Teens in Shanghai spend 14 hours a week on homework, while students in Finland spend only three. And although there are some educational theorists who argue for reducing or abolishing homework, more homework seems to be helping students with test scores.
That’s according to a new report on data the Organization for Economic Cooperation and Development collected from countries and regions that participate in a standardized test to measure academic achievement for 15-year-olds, the Program for International Student Assessment (PISA).
Hours of Homework Assigned Weekly to 15-Year-Olds
(It should be noted that while Shanghai scored highest on the 2012 PISA mathematics test, Shanghai is not representative of all of mainland China, and the city received criticism for only testing a subset of 15-year-olds to skew scores higher.)

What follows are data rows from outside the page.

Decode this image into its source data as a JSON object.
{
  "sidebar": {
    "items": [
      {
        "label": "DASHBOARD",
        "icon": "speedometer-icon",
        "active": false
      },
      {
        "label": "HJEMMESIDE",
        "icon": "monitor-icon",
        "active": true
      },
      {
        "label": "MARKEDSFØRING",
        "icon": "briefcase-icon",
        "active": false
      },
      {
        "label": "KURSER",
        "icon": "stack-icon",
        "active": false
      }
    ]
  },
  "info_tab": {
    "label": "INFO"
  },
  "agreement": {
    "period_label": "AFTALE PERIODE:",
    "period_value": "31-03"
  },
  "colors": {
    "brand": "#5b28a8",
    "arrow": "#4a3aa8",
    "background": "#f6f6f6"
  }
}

While there are likely many other factors that contribute to student success, homework assigned can be an indicator of PISA test scores for individuals and individual schools, the report notes. In the individual schools in some regions—Hong Kong, Japan, Macao, and Singapore—that earned the highest math scores in 2012, students saw an increase of 17 points or more per extra hour of homework.